Sand beaches occur along portions of Stockton's south shore, particularly the east side of Presque Isle Point. These sand beaches average approximately 50 feet in width, terminating in a low barrier dune. Lake Superior's chilly waters discourage all but the hardiest from swimming; however, the beaches have a scenic appeal worthy of recognition.
PRESENT USE Because of its large deer herd, a situation currently true of nearly all the Apostles, hunting is one of the principal autumn activities. The decline of commercial fishing has resulted in the abandonment of several fishing operations on the island, leaving Stockton virtually uninhabited.
ANALYSIS By virtue of its island setting, Stockton offers a unique experience in many outdoor activities, such as camping and boating, not found on mainland areas. By the inclusion of representative features typical of the Apostle Islands, Stockton possesses recreation potential that should be recognized by public acquisition.
BAD RIVER MARSHES
LOCATION Behind the protection of Chequamegon Point lies the delta-like region of the Bad River and Kakagon River marshes. These wetlands are situated approximately 6 miles north. east of Ashland, Wisconsin and are accessible via U.S. Highway 2 and thence by boat into the interior of the marshes. This area, plus Long Island, involves approximately 11,000 acres north of U.S. Highway 12 and a shoreline of 25 miles.
DESCRIPTION The Bad River region in corporates two shoreline features rare not only to Wisconsin but Lake Superior as well. Of primary importance are the interior lands whose marshes have some of the greatest wildlife potential, particularly in terms of waterfowl, that remain unprotected on the Great Lakes. The second unusual feature is the sand beach fronting on Lake Superior, including Chequamegon Point's detached extension--Long Island.

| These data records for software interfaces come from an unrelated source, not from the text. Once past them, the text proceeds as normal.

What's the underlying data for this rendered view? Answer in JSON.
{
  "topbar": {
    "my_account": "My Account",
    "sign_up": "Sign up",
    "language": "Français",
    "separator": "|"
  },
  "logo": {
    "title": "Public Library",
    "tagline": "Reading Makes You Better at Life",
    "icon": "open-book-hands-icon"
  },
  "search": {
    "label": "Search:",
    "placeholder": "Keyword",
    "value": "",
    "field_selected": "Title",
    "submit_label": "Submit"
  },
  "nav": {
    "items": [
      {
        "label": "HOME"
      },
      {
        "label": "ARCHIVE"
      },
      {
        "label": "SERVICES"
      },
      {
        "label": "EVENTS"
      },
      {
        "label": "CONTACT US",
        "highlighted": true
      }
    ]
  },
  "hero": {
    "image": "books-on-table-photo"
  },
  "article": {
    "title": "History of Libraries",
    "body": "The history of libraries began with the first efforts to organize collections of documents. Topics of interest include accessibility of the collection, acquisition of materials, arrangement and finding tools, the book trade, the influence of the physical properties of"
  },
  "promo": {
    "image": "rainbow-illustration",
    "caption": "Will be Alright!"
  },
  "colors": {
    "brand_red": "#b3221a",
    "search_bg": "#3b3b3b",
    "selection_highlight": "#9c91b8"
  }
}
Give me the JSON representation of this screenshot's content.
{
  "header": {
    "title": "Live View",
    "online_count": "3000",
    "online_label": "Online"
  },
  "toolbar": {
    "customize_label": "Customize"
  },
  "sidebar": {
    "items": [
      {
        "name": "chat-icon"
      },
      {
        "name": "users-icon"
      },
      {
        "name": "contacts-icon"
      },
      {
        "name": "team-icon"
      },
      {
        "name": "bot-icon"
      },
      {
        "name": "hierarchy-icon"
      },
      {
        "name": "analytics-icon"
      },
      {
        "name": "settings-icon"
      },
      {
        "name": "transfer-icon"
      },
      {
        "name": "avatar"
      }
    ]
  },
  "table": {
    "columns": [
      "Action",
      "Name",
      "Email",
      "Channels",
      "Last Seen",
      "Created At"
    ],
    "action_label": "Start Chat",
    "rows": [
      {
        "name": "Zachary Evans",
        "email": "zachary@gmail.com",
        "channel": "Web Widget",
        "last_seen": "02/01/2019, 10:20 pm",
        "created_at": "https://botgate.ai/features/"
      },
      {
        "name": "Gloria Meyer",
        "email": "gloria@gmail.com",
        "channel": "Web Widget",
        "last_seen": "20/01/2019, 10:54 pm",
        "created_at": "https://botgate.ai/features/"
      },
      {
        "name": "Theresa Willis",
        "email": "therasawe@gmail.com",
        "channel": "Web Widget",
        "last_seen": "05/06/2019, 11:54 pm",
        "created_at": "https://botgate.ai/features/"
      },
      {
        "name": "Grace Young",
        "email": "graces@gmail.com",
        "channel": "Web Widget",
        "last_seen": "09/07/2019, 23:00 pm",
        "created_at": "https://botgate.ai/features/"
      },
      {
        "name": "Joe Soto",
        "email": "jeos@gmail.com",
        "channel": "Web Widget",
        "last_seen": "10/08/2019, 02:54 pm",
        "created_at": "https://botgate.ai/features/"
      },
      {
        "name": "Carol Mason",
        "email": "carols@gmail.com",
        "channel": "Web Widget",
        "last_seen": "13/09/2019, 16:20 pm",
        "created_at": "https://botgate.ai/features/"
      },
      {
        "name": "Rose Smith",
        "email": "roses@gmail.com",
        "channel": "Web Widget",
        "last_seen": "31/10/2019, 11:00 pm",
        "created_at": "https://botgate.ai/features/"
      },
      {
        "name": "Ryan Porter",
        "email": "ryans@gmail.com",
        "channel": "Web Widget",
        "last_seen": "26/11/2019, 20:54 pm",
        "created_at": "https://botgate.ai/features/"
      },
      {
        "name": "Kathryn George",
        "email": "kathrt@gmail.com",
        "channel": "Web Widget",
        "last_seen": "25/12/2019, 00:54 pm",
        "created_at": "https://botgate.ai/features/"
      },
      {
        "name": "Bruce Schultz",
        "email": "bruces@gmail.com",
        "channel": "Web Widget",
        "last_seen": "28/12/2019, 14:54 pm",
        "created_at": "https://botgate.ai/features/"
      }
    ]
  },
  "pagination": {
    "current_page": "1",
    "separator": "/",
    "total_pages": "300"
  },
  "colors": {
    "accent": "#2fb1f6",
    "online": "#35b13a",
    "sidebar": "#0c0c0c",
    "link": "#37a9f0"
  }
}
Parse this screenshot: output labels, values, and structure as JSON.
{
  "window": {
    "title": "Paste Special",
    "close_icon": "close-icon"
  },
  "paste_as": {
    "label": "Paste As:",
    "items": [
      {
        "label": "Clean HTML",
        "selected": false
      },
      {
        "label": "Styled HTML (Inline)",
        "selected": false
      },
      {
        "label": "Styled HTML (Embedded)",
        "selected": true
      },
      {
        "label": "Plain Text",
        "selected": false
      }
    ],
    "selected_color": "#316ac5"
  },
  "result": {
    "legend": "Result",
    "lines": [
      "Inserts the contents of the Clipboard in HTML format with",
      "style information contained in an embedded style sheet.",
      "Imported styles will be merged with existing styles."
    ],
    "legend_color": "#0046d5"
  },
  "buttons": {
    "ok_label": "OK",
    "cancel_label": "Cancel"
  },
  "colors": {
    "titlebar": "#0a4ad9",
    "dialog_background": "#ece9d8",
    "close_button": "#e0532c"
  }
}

The marsh flats are grown up mainly in wild rice but many other aquatic plants exist, including arrowhead, cattail and water lily. Tamarack bogs and alder thickets also occur, along with scattered sugar maple, basswood, ash and conifers on higher lands. In terms of wildlife, these marshes give evidence of supporting a varied fauna within a favorable northern habitat. Deer occur throughout the area's network of upland hummocks, while muskrat and, possibly, beaver inhabit the marshes. Walleye and great northern pike are popular game fishes of the water courses. Probably the greatest value the area has is to meet waterfowl needs for food, shelter and resting places during migration and breeding seasons.
Along the Lake Superior shore, sand beaches form an effective barrier between the marshes and the lake. These beaches, averaging 50 feet in width, are bolstered by a low barrier dune that has been stabilized by beach grasses.
PRESENT USE The marshlands lie within the boundaries of the Bad River Indian Reservation; however, the pattern of ownership is a checkerboard of Federal, State County, Indian and private lands. Conflicting property claims have arisen, leaving a clouded picture of land ownership. Hunting and fishing camps, some on floats, have been located in the area while the marshlands are also the scene of annual wild rice harvests in the autumn by Indians from the Bad River Reservation.
ANALYSIS Because of the marshes' conservation values, this region should receive further study to determine its national significance in order to formulate a plan for preservation and management of the wildlife and recreation values for future public use.
Last Updated: 27-Jun-2007